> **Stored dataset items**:
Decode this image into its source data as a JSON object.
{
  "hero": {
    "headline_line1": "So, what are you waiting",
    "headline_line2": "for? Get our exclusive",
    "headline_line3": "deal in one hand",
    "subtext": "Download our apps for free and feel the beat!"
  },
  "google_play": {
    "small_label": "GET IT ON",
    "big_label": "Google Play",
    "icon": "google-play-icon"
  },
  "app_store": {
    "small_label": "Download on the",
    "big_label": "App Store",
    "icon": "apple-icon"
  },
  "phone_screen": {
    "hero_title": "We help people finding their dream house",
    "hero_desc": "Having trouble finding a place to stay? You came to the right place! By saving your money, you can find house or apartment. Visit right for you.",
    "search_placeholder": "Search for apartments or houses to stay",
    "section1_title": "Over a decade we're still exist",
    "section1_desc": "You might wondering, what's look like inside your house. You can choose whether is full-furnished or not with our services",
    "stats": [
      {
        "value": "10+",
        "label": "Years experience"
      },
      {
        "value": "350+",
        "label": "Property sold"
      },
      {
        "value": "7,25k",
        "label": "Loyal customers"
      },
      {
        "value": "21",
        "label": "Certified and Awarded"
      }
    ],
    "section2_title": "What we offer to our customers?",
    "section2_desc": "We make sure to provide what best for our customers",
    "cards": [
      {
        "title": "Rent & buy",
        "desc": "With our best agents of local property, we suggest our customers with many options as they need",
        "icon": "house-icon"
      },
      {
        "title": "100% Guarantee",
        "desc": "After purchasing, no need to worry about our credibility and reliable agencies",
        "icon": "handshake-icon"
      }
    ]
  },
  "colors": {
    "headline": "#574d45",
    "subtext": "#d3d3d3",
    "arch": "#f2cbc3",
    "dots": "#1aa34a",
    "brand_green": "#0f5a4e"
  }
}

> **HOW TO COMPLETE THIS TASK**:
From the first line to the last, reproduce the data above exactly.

> **FINAL ANSWER**:
Decode this image into its source data as a JSON object.
{
  "hero": {
    "headline_line1": "So, what are you waiting",
    "headline_line2": "for? Get our exclusive",
    "headline_line3": "deal in one hand",
    "subtext": "Download our apps for free and feel the beat!"
  },
  "google_play": {
    "small_label": "GET IT ON",
    "big_label": "Google Play",
    "icon": "google-play-icon"
  },
  "app_store": {
    "small_label": "Download on the",
    "big_label": "App Store",
    "icon": "apple-icon"
  },
  "phone_screen": {
    "hero_title": "We help people finding their dream house",
    "hero_desc": "Having trouble finding a place to stay? You came to the right place! By saving your money, you can find house or apartment. Visit right for you.",
    "search_placeholder": "Search for apartments or houses to stay",
    "section1_title": "Over a decade we're still exist",
    "section1_desc": "You might wondering, what's look like inside your house. You can choose whether is full-furnished or not with our services",
    "stats": [
      {
        "value": "10+",
        "label": "Years experience"
      },
      {
        "value": "350+",
        "label": "Property sold"
      },
      {
        "value": "7,25k",
        "label": "Loyal customers"
      },
      {
        "value": "21",
        "label": "Certified and Awarded"
      }
    ],
    "section2_title": "What we offer to our customers?",
    "section2_desc": "We make sure to provide what best for our customers",
    "cards": [
      {
        "title": "Rent & buy",
        "desc": "With our best agents of local property, we suggest our customers with many options as they need",
        "icon": "house-icon"
      },
      {
        "title": "100% Guarantee",
        "desc": "After purchasing, no need to worry about our credibility and reliable agencies",
        "icon": "handshake-icon"
      }
    ]
  },
  "colors": {
    "headline": "#574d45",
    "subtext": "#d3d3d3",
    "arch": "#f2cbc3",
    "dots": "#1aa34a",
    "brand_green": "#0f5a4e"
  }
}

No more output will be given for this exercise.